WORK ORDER:
Below are the entries. Set down exactly the line containing "Read all visible content and emit it as JSON." and each line after it.
********************
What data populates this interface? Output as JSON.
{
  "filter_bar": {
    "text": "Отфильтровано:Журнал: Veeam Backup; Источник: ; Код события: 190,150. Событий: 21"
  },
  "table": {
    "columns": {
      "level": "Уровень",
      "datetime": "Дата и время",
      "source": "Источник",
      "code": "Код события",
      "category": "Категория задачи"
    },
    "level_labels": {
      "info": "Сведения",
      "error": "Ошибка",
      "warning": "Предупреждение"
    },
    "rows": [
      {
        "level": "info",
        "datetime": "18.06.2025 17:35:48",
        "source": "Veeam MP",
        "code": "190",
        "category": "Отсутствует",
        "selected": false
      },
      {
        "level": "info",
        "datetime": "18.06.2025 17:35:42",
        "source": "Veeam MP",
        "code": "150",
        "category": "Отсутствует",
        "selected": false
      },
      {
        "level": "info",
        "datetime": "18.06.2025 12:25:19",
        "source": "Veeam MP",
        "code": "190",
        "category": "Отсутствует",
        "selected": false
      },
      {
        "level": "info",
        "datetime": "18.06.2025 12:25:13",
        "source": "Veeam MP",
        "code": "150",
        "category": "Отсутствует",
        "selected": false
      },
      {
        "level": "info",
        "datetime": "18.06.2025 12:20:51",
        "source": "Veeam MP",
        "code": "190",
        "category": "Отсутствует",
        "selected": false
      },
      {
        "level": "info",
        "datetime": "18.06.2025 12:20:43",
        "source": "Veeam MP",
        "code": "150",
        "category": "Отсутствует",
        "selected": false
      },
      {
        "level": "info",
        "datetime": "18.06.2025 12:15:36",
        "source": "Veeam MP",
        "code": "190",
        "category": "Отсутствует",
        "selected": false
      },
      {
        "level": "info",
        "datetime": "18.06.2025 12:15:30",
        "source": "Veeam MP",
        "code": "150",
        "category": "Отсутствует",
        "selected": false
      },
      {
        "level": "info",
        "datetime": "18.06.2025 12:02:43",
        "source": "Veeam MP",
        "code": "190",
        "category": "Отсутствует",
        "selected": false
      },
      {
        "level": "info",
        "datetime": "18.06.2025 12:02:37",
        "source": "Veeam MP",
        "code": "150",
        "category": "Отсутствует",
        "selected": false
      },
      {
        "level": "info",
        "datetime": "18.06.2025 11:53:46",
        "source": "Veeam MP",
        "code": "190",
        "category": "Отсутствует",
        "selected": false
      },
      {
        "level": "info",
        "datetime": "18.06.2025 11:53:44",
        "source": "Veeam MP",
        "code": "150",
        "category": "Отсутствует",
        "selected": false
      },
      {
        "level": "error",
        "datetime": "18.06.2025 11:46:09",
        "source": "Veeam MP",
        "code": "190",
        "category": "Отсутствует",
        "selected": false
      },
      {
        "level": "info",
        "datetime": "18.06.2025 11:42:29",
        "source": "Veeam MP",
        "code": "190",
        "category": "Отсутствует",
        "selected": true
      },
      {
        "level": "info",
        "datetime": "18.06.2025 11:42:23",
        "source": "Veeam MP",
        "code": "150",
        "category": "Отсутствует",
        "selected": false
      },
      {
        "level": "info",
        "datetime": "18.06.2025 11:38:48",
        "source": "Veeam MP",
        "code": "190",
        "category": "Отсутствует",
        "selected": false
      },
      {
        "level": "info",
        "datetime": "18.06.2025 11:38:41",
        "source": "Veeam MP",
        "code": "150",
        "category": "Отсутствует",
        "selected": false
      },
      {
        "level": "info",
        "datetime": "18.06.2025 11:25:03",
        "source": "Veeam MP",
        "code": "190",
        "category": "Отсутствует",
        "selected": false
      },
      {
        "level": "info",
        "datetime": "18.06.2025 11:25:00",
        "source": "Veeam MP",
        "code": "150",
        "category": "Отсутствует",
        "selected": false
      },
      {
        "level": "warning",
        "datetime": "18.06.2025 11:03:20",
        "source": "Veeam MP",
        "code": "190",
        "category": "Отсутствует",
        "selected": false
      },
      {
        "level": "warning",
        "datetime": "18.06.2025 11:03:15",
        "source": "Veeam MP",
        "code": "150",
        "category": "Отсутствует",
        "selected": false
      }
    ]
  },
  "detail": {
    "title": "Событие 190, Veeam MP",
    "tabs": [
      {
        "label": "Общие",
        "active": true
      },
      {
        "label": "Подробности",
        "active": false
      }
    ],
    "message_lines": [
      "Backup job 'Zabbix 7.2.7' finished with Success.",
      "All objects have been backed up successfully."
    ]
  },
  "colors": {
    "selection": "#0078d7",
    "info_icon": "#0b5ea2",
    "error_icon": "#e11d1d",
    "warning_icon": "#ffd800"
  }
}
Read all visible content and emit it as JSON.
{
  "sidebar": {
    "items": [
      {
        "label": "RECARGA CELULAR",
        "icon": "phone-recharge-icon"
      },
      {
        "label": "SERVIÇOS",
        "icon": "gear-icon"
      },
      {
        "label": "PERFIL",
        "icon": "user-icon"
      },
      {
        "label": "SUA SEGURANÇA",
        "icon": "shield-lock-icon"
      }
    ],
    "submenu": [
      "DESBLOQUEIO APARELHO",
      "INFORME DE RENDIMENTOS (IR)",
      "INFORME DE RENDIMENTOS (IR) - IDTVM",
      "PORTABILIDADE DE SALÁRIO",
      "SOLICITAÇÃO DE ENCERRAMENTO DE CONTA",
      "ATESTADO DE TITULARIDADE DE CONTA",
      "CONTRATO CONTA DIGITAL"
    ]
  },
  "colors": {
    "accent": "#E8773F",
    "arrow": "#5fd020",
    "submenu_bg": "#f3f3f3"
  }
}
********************
TASK SOLUTION:
Read all visible content and emit it as JSON.
{
  "sidebar": {
    "items": [
      {
        "label": "RECARGA CELULAR",
        "icon": "phone-recharge-icon"
      },
      {
        "label": "SERVIÇOS",
        "icon": "gear-icon"
      },
      {
        "label": "PERFIL",
        "icon": "user-icon"
      },
      {
        "label": "SUA SEGURANÇA",
        "icon": "shield-lock-icon"
      }
    ],
    "submenu": [
      "DESBLOQUEIO APARELHO",
      "INFORME DE RENDIMENTOS (IR)",
      "INFORME DE RENDIMENTOS (IR) - IDTVM",
      "PORTABILIDADE DE SALÁRIO",
      "SOLICITAÇÃO DE ENCERRAMENTO DE CONTA",
      "ATESTADO DE TITULARIDADE DE CONTA",
      "CONTRATO CONTA DIGITAL"
    ]
  },
  "colors": {
    "accent": "#E8773F",
    "arrow": "#5fd020",
    "submenu_bg": "#f3f3f3"
  }
}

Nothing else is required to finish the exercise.